EXERCISE REQUIREMENTS –
Track down every line below that holds "with" and copy it.

━━━━━ EXTRACTED MATERIAL

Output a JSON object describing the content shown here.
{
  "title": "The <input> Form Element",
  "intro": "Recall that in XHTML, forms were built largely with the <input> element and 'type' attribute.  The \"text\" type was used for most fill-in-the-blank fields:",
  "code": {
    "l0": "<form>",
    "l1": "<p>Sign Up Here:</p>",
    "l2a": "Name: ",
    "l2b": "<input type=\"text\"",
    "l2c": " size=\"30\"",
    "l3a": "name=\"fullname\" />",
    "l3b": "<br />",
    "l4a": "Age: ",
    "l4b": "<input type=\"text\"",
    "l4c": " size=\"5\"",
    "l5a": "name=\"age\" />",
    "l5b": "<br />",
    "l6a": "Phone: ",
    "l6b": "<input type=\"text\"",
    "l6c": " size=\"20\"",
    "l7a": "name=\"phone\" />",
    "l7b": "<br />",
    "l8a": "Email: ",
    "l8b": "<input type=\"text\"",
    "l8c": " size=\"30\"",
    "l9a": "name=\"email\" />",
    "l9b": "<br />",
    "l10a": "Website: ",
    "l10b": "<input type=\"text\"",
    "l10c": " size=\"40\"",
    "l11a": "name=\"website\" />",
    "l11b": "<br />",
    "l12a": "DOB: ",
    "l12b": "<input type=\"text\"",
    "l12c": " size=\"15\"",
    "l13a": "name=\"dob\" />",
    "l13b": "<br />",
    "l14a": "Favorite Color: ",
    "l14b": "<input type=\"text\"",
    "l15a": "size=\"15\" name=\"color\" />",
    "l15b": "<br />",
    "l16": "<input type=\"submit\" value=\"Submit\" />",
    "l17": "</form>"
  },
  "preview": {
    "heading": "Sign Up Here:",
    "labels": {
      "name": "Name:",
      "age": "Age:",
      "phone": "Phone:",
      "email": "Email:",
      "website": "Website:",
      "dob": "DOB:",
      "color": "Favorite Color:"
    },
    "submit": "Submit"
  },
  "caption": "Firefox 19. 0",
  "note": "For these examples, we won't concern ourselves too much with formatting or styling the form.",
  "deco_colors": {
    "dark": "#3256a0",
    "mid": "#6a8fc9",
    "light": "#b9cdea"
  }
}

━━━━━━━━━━

COMPLETED EXERCISE –
  "intro": "Recall that in XHTML, forms were built largely with the <input> element and 'type' attribute.  The \"text\" type was used for most fill-in-the-blank fields:",
  "note": "For these examples, we won't concern ourselves too much with formatting or styling the form.",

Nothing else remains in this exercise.